The word "holy" means to be set aside and designated for a purpose. The entire time I was petting this quilt in the quilting frame, I thought about our upcoming trip home with Eight Days of Hope XI, and how the plans of both rebuilding homes and comforting the homeowners with quilts have been synchronizing into this lovely, perfect plan that only God could orchestrate. (After all, face it, most of the plans I try to arrange fall apart, not weave together into something better organized and more beautiful!)
Here's what happened...I learned about Quilts of Compassion from Facebook, where I learn about almost everything these days. I decided that I'd whip up a quilt myself (and Tupelo Strong, plus my double pinwheel tutorial were born). Then I also volunteered in a couple of key high-traffic Facebook locations that I frequent to quilt unfinished quilts for donations to QOC for free. It costs me batting, thread and time, but time spent quilting pays me in other ways. A quilt arrived from Pat F. in Conway, SC almost immediately, so Summer Roses was the first quilt off my frame designated for Tupelo. Then a local friend, Diane G. here in Greenville, NC, brought me NINE unfinished "flimsies" and several yards of muslin for backing, with promises of more backing fabric as needed. Diane is also going to help bind her quilts as I finish, although I had time to do the first one. You can see it featured here .
And then Irene emailed from San Diego, and suddenly the ten quilts I'd hoped to send became 15. And fifteen quilts seemed like they might be expensive to ship to Toledo, OH...but I decided I'd worry about that later.
Like any story of God's faithfulness and provision, this one is getting long. Here's another quilt picture to tide you over...
So, then through a Lori-reads-everything-in-print-including-toothpaste-tubes moment, I noticed on QOC's Facebook page that Janice had changed the dates of her Tupelo trip to coincide with Eight Days of Hope XI. I sent Janice a quick email, and included my phone number, and just asked if it would be okay for me to hand-carry my stack of quilts when I go to Tupelo. After all, it's already quite a pile...
...and a few more to come. Imagine my delight on Sunday afternoon when Janice called me to talk about quilts, Tupelo, and God's working out His plan to weave our lives together. It turns out that Janice was blue and disappointed that circumstances had delayed their trip to Tupelo (a couple of ladies cannot go, due to life), but after we talked, so many good things happened that she is now excited and amazed. Isn't it cool how God allows us to refresh one another in our walk? So, Janice is going to learn more about Eight Days of Hope (and I hope we can partner to give our quilts to the homeowners we serve through 8DOH), and share her mission of disaster response/quilt distribution with the leadership there. But even better, when she comes to Tupelo, she is going to stay with my mom and dad (while Dennis and I are there), and we are going to use their church as a "staging" area for the 1000+ quilts we'll distribute to the families in the area.

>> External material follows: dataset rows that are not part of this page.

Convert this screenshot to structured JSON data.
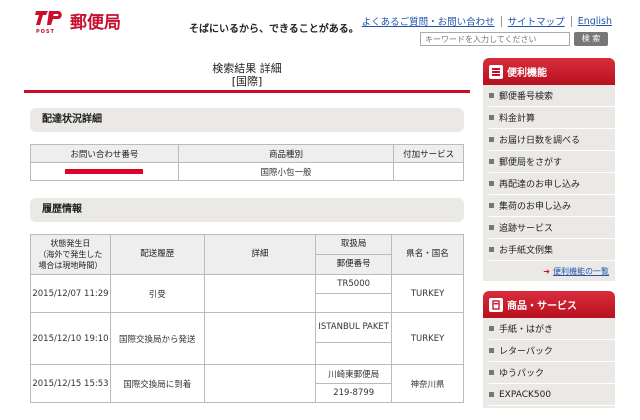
{
  "header": {
    "logo_post": "POST",
    "logo_name": "郵便局",
    "tagline": "そばにいるから、できることがある。",
    "links": [
      "よくあるご質問・お問い合わせ",
      "サイトマップ",
      "English"
    ],
    "search_placeholder": "キーワードを入力してください",
    "search_button": "検 索",
    "brand_color": "#c8102e"
  },
  "main": {
    "title_line1": "検索結果 詳細",
    "title_line2": "[国際]",
    "delivery_section": "配達状況詳細",
    "delivery_table": {
      "headers": [
        "お問い合わせ番号",
        "商品種別",
        "付加サービス"
      ],
      "row": {
        "tracking_number": "",
        "product": "国際小包一般",
        "service": ""
      }
    },
    "history_section": "履歴情報",
    "history_table": {
      "h_date": "状態発生日\n（海外で発生した\n場合は現地時間）",
      "h_history": "配送履歴",
      "h_detail": "詳細",
      "h_office": "取扱局",
      "h_postal": "郵便番号",
      "h_region": "県名・国名",
      "rows": [
        {
          "date": "2015/12/07 11:29",
          "history": "引受",
          "detail": "",
          "office": "TR5000",
          "postal": "",
          "region": "TURKEY"
        },
        {
          "date": "2015/12/10 19:10",
          "history": "国際交換局から発送",
          "detail": "",
          "office": "ISTANBUL PAKET",
          "postal": "",
          "region": "TURKEY"
        },
        {
          "date": "2015/12/15 15:53",
          "history": "国際交換局に到着",
          "detail": "",
          "office": "川崎東郵便局",
          "postal": "219-8799",
          "region": "神奈川県"
        }
      ]
    }
  },
  "sidebar": {
    "convenience_title": "便利機能",
    "convenience_items": [
      "郵便番号検索",
      "料金計算",
      "お届け日数を調べる",
      "郵便局をさがす",
      "再配達のお申し込み",
      "集荷のお申し込み",
      "追跡サービス",
      "お手紙文例集"
    ],
    "more_link": "便利機能の一覧",
    "products_title": "商品・サービス",
    "products_items": [
      "手紙・はがき",
      "レターパック",
      "ゆうパック",
      "EXPACK500"
    ]
  }
}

And what am I going to do? I'm going to reach out to all the North Carolina Quilt Shops in my area and see if they would consider collecting donated quilts for me to pick up and hand carry to Tupelo. My new goal for the Tupelo trip is now 100 quilts! I thought I'd make one. Then I thought perhaps I have time for 10. And God has multiplied that into a hundred! Let's see just how big this can get...I have a van I can load down with quilts. Heck, I'll rent a trailer if I need to!
Now you see why this quilt became "Holy Journey." The quilting design I chose is called Classic Panto, but I've used it on a few other all-batik quilts, and it yields a lovely stained glass effect. For this quilt, the design fit the piecing ideally! There is a nice triangular line in the pattern, and each row of piecing held two rows of the quilting pattern repeat.
So, without further ado, here are a bunch of pictures of Holy Journey. I love the backing. I love the binding. I love everything about this quilt. I debated about thread color, but in the end, went with the Glide "Marigold" that sparkled so well on the surface of the quilt. I used Glide Teaberry to topstitch the binding. This quilt was the largest of the four of Irene's quilts, and is the one that is going to have me stripping up some of my own fabrics Sunday afternoon to make one just like it.
Here are all four of Irene's lovely quilts in a pile. Aren't the backs as beautiful as the fronts? If you missed any of the quilts in this series, just scan back through the blog for the last few days!
I'm going to end this with another appeal to support these marvelous organizations with your financial contribution, of any size whatsoever. After all, as excited as I am that Reading Rainbow was funded, I would love to know that families affected by the tornadoes in April have homes and warm quilts.
Fund Quilts of Compassion
Fund Eight Days of Hope XI
Thank you for listening to my whale of a tale, and many, many thanks to Irene T. for her generosity and faithfulness in using her talents to the glory of God.